This popular area is currently so wildlife-rich it’s hard to believe the Forest Service wants to mess with it. There are elk, bear, moose, wolverine, even a grizzly bear den near one of the planned cuts.
According to the Forest Service itself, logging the Clancy-Unionville area would adversely impact northern goshawks, boreal owls and pileated woodpeckers, crucial “management indicator species” critically dependent upon old-growth habitat. The northern goshawk is even listed as a “sensitive species” for whom the Forest Service’s duty to ensure viable, self-sustaining populations “applies with special force” according to Inland Empire v. U.S.F.S., 88 F.3d 754, 759 (9th Cir. 1996).
The Clancy-Unionville area is a key wildlife linkage corridor between our region’s three great ecosystems, the Yellowstone, Glacier/Bob Marshall and Salmon-Selway. Official recognition of this corridor is contained in the Northern Rockies Ecosystem Protection Act. For details, refer to www.wildrockiesalliance.org/issues/nrepa/.
What to do? Because so many area residents know these public wildlands close to Helena so intimately, I propose that the Forest Service immediately tie ribbons around each tree slated for removal and also tie different colored ribbons around those trees that would be allowed to live. The Forest Service should also clearly stake out the proposed roads, exactly on the ground. The cost for this necessary public information is minimal compared to the $250,000 the Forest Service estimates it will lose logging this old growth in the spring of 2005.
With these areas proposed for logging properly marked, you’ll be able to personally see the scope of this potential catastrophe when you’re out in the woods this fall. Then, please call Tom Clifford, supervisor of the Helena National Forest, at 449-5201, and tell him to stop this nonsense before cutting begins next spring. And, please send checks for ongoing legal action to protect old growth in the Clancy and Unionville areas to the Alliance for the Wild Rockies, P.O. Box 505, Helena, 59624. Together, we can prevent this travesty.

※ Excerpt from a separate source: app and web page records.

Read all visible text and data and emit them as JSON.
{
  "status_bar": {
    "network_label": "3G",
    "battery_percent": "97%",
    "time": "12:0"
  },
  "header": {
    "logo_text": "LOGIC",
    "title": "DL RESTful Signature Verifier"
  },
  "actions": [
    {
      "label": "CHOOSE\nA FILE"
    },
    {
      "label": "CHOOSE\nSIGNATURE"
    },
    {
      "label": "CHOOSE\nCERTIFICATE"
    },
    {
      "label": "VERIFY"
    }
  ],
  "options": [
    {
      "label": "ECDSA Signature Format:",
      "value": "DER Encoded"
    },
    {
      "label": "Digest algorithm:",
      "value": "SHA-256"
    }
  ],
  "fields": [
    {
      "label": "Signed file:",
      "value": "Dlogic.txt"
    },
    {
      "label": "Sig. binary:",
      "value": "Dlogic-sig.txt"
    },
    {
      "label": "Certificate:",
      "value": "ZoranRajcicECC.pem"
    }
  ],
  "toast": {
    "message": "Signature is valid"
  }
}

Helena native Paul Richards is a professional journalist, former legislator and local businessman. He currently works as a media consultant and trainer for nonprofit organizations throughout the western U.S.